_Aim of the task:_ Reproduce every line in the material below that holds "JSON".

====== Exercise data

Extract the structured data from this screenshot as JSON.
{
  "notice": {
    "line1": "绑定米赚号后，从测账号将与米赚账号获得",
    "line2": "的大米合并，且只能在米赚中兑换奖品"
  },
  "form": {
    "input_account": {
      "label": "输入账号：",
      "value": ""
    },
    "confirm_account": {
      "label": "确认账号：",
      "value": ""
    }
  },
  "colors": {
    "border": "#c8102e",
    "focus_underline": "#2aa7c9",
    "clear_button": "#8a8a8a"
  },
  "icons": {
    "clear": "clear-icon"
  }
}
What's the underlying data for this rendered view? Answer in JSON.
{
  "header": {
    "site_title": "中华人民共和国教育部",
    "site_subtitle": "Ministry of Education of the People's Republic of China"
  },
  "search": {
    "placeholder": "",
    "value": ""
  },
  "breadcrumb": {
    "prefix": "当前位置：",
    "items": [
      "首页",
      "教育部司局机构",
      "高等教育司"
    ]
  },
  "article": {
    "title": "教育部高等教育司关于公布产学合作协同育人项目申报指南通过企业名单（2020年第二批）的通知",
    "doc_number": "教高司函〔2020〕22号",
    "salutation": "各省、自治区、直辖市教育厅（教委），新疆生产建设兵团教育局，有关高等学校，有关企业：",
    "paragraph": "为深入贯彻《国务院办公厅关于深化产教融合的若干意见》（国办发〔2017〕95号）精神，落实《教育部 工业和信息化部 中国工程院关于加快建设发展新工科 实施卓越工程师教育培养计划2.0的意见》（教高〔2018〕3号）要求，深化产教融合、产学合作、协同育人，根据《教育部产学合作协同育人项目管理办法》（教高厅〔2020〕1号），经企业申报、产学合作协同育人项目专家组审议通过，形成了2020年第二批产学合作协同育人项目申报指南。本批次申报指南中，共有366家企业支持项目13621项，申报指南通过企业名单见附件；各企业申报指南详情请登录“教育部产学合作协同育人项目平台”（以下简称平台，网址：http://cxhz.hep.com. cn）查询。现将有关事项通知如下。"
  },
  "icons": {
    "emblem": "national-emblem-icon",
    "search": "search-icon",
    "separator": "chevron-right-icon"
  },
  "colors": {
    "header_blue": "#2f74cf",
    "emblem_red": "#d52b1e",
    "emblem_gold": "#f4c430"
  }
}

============

_Task response:_
Extract the structured data from this screenshot as JSON.
What's the underlying data for this rendered view? Answer in JSON.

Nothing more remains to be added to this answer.